Households and landmarks across the globe are being asked to switch off their lights to mark this year’s Earth Hour.
Famous buildings and structures will go dark between 8.30pm and 9.30pm on Saturday, as part of the international event organised by WWF to urge action to save the planet.
Due to the coronavirus pandemic, the conservation charity said it is not organising public gatherings – instead, supporters are encouraged to join in with online events.
Running into the weekend likeâ¦#EarthHour is tomorrow! 🌎 Join the world and turn off all inessential and unnecessary lights 💡 between 8.30pm and 9.30pm. Be part of the largest environmental movement for our shared home.— Earth Hour Official (@earthhour) March 27, 2020
Go to https://t.co/jlqIv305u7 for our virtual events! pic.twitter.com/lGkP2Kynbk
A number of landmarks across England are expected to take part in the grassroots movement, including London’s The Shard, Blackpool Tower and Old Trafford in Manchester.
The annual hour of darkness aims to highlight the impact humans are having on the planet through climate change, pollution, plastic and food production.
Katie White, executive director of advocacy and campaigns at WWF-UK, said: “These are really unprecedented times, and I know a lot of people are looking for ways to connect and feel connected.
“In this global health crisis, now is a pivotal time for us to work together to safeguard our future and the future of our planet.”
Bristol’s Clifton Suspension Bridge will go dark, while London hotspots like Piccadilly Circus and Covent Garden – which have been deserted in the past week due to the Covid-19 outbreak – are also expected to take part.
More than 7,000 cities in some 170 countries were estimated to have taken part last year.
WWF is also encouraging supporters to join in online by tagging #EarthHour, while the organisation said it is running a series of virtual events – such as a silent disco and a Facebook quiz.
Ms White said: “While – first and foremost – our thoughts are with those affected by coronavirus, and those who are working so hard in healthcare and other vital services, many millions of us are working and operating from our homes.
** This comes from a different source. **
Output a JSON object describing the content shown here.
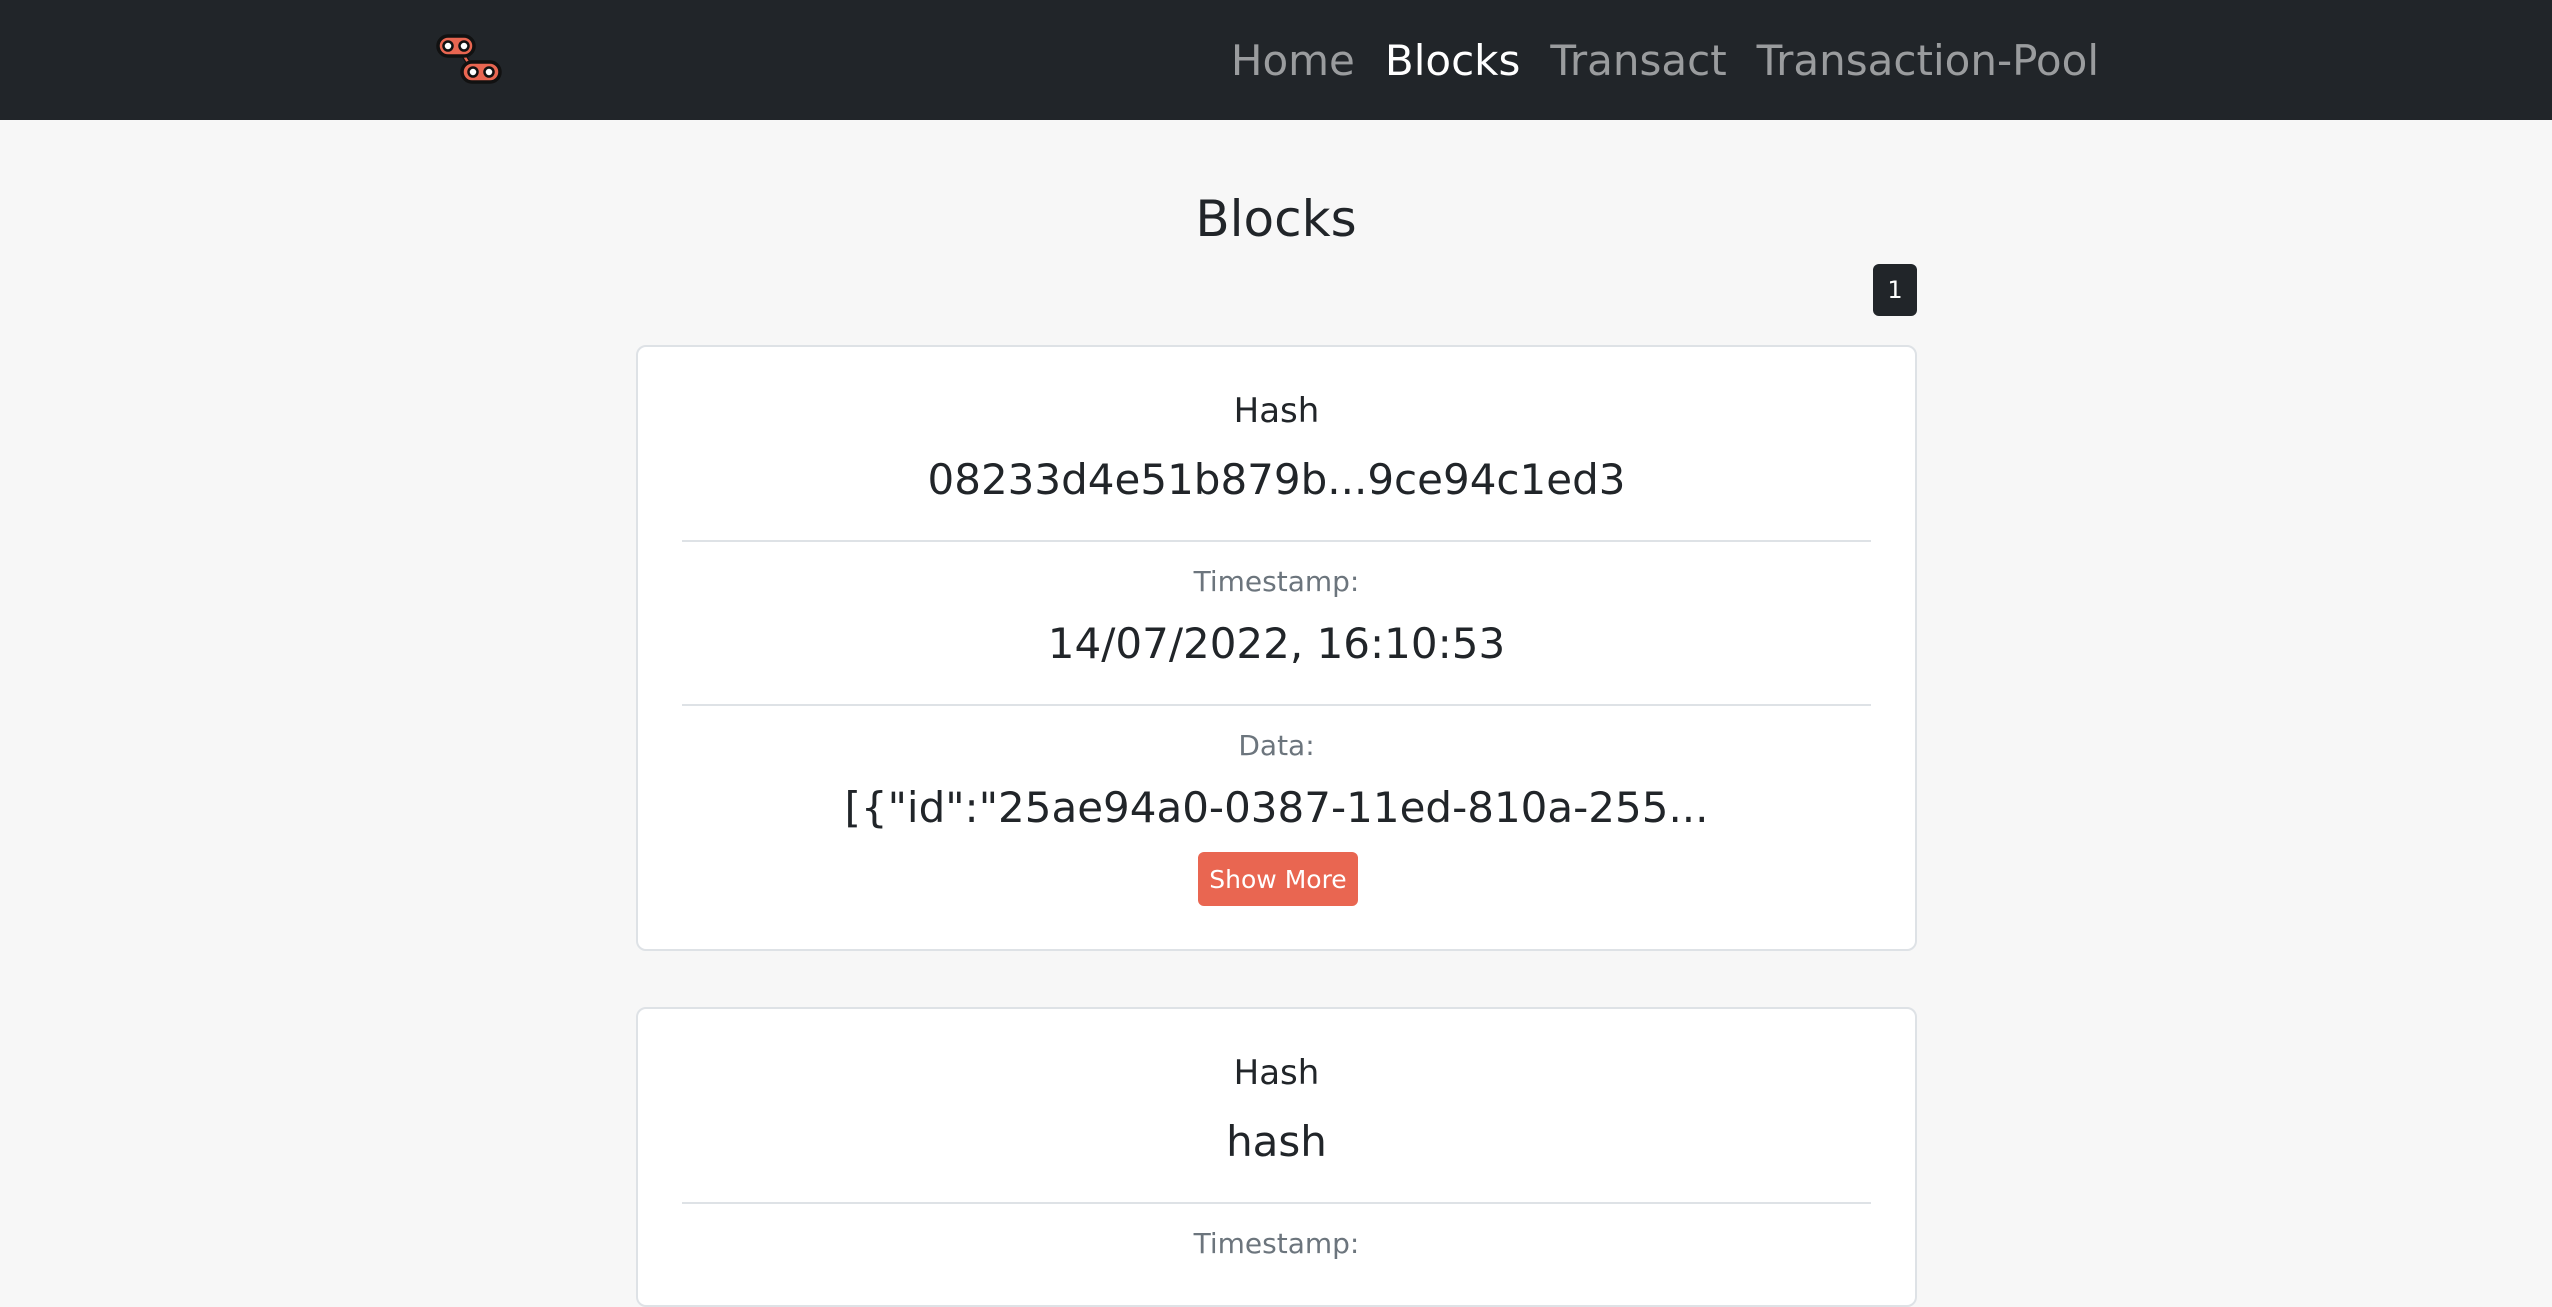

“Taking part in Earth Hour this year feels very timely – a time when millions unite around the world to show they care about the future of our planet.
“In these difficult times, It’s an opportunity to inspire hope.”